▶ [Data records for software interfaces]
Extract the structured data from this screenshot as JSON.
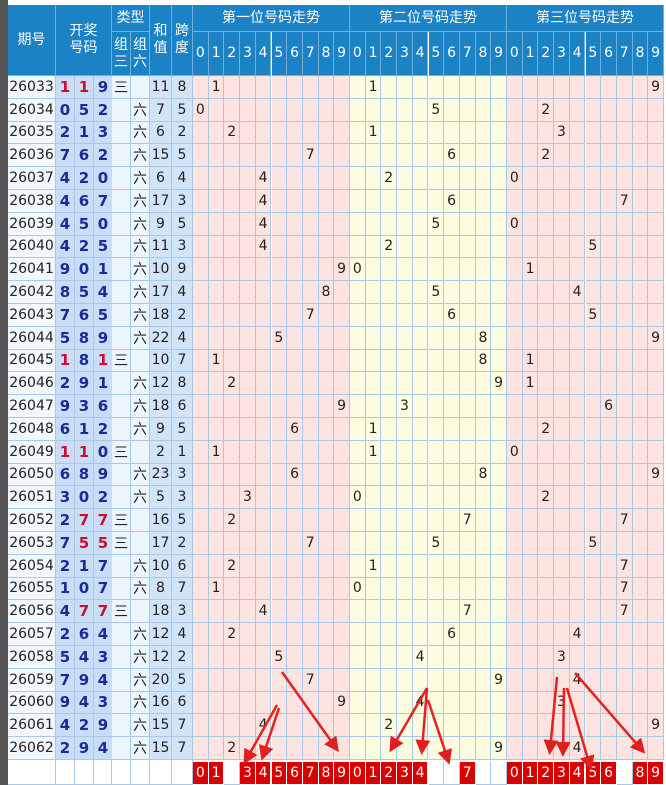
{
  "header": {
    "period": "期号",
    "numbers": "开奖\n号码",
    "type": "类型",
    "zu3": "组\n三",
    "zu6": "组\n六",
    "sum": "和\n值",
    "span": "跨\n度",
    "groups": [
      "第一位号码走势",
      "第二位号码走势",
      "第三位号码走势"
    ],
    "digits": [
      "0",
      "1",
      "2",
      "3",
      "4",
      "5",
      "6",
      "7",
      "8",
      "9"
    ]
  },
  "colors": {
    "header": "#1b82c5",
    "pos_pink": "#fde4e0",
    "pos_yellow": "#fdfde1",
    "hit": "#d80000",
    "repeat_digit": "#c8102e"
  },
  "type_labels": {
    "zu3": "三",
    "zu6": "六"
  },
  "rows": [
    [
      "26033",
      "119",
      "三",
      "11",
      "8"
    ],
    [
      "26034",
      "052",
      "六",
      "7",
      "5"
    ],
    [
      "26035",
      "213",
      "六",
      "6",
      "2"
    ],
    [
      "26036",
      "762",
      "六",
      "15",
      "5"
    ],
    [
      "26037",
      "420",
      "六",
      "6",
      "4"
    ],
    [
      "26038",
      "467",
      "六",
      "17",
      "3"
    ],
    [
      "26039",
      "450",
      "六",
      "9",
      "5"
    ],
    [
      "26040",
      "425",
      "六",
      "11",
      "3"
    ],
    [
      "26041",
      "901",
      "六",
      "10",
      "9"
    ],
    [
      "26042",
      "854",
      "六",
      "17",
      "4"
    ],
    [
      "26043",
      "765",
      "六",
      "18",
      "2"
    ],
    [
      "26044",
      "589",
      "六",
      "22",
      "4"
    ],
    [
      "26045",
      "181",
      "三",
      "10",
      "7"
    ],
    [
      "26046",
      "291",
      "六",
      "12",
      "8"
    ],
    [
      "26047",
      "936",
      "六",
      "18",
      "6"
    ],
    [
      "26048",
      "612",
      "六",
      "9",
      "5"
    ],
    [
      "26049",
      "110",
      "三",
      "2",
      "1"
    ],
    [
      "26050",
      "689",
      "六",
      "23",
      "3"
    ],
    [
      "26051",
      "302",
      "六",
      "5",
      "3"
    ],
    [
      "26052",
      "277",
      "三",
      "16",
      "5"
    ],
    [
      "26053",
      "755",
      "三",
      "17",
      "2"
    ],
    [
      "26054",
      "217",
      "六",
      "10",
      "6"
    ],
    [
      "26055",
      "107",
      "六",
      "8",
      "7"
    ],
    [
      "26056",
      "477",
      "三",
      "18",
      "3"
    ],
    [
      "26057",
      "264",
      "六",
      "12",
      "4"
    ],
    [
      "26058",
      "543",
      "六",
      "12",
      "2"
    ],
    [
      "26059",
      "794",
      "六",
      "20",
      "5"
    ],
    [
      "26060",
      "943",
      "六",
      "16",
      "6"
    ],
    [
      "26061",
      "429",
      "六",
      "15",
      "7"
    ],
    [
      "26062",
      "294",
      "六",
      "15",
      "7"
    ]
  ],
  "bottom_selection": [
    [
      "0",
      "1",
      "",
      "3",
      "4",
      "5",
      "6",
      "7",
      "8",
      "9"
    ],
    [
      "0",
      "1",
      "2",
      "3",
      "4",
      "",
      "",
      "7",
      "",
      ""
    ],
    [
      "0",
      "1",
      "2",
      "3",
      "4",
      "5",
      "6",
      "",
      "8",
      "9"
    ]
  ]
}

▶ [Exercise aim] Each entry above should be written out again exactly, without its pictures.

▶ [Answer section]
Extract the structured data from this screenshot as JSON.
{
  "header": {
    "period": "期号",
    "numbers": "开奖\n号码",
    "type": "类型",
    "zu3": "组\n三",
    "zu6": "组\n六",
    "sum": "和\n值",
    "span": "跨\n度",
    "groups": [
      "第一位号码走势",
      "第二位号码走势",
      "第三位号码走势"
    ],
    "digits": [
      "0",
      "1",
      "2",
      "3",
      "4",
      "5",
      "6",
      "7",
      "8",
      "9"
    ]
  },
  "colors": {
    "header": "#1b82c5",
    "pos_pink": "#fde4e0",
    "pos_yellow": "#fdfde1",
    "hit": "#d80000",
    "repeat_digit": "#c8102e"
  },
  "type_labels": {
    "zu3": "三",
    "zu6": "六"
  },
  "rows": [
    [
      "26033",
      "119",
      "三",
      "11",
      "8"
    ],
    [
      "26034",
      "052",
      "六",
      "7",
      "5"
    ],
    [
      "26035",
      "213",
      "六",
      "6",
      "2"
    ],
    [
      "26036",
      "762",
      "六",
      "15",
      "5"
    ],
    [
      "26037",
      "420",
      "六",
      "6",
      "4"
    ],
    [
      "26038",
      "467",
      "六",
      "17",
      "3"
    ],
    [
      "26039",
      "450",
      "六",
      "9",
      "5"
    ],
    [
      "26040",
      "425",
      "六",
      "11",
      "3"
    ],
    [
      "26041",
      "901",
      "六",
      "10",
      "9"
    ],
    [
      "26042",
      "854",
      "六",
      "17",
      "4"
    ],
    [
      "26043",
      "765",
      "六",
      "18",
      "2"
    ],
    [
      "26044",
      "589",
      "六",
      "22",
      "4"
    ],
    [
      "26045",
      "181",
      "三",
      "10",
      "7"
    ],
    [
      "26046",
      "291",
      "六",
      "12",
      "8"
    ],
    [
      "26047",
      "936",
      "六",
      "18",
      "6"
    ],
    [
      "26048",
      "612",
      "六",
      "9",
      "5"
    ],
    [
      "26049",
      "110",
      "三",
      "2",
      "1"
    ],
    [
      "26050",
      "689",
      "六",
      "23",
      "3"
    ],
    [
      "26051",
      "302",
      "六",
      "5",
      "3"
    ],
    [
      "26052",
      "277",
      "三",
      "16",
      "5"
    ],
    [
      "26053",
      "755",
      "三",
      "17",
      "2"
    ],
    [
      "26054",
      "217",
      "六",
      "10",
      "6"
    ],
    [
      "26055",
      "107",
      "六",
      "8",
      "7"
    ],
    [
      "26056",
      "477",
      "三",
      "18",
      "3"
    ],
    [
      "26057",
      "264",
      "六",
      "12",
      "4"
    ],
    [
      "26058",
      "543",
      "六",
      "12",
      "2"
    ],
    [
      "26059",
      "794",
      "六",
      "20",
      "5"
    ],
    [
      "26060",
      "943",
      "六",
      "16",
      "6"
    ],
    [
      "26061",
      "429",
      "六",
      "15",
      "7"
    ],
    [
      "26062",
      "294",
      "六",
      "15",
      "7"
    ]
  ],
  "bottom_selection": [
    [
      "0",
      "1",
      "",
      "3",
      "4",
      "5",
      "6",
      "7",
      "8",
      "9"
    ],
    [
      "0",
      "1",
      "2",
      "3",
      "4",
      "",
      "",
      "7",
      "",
      ""
    ],
    [
      "0",
      "1",
      "2",
      "3",
      "4",
      "5",
      "6",
      "",
      "8",
      "9"
    ]
  ]
}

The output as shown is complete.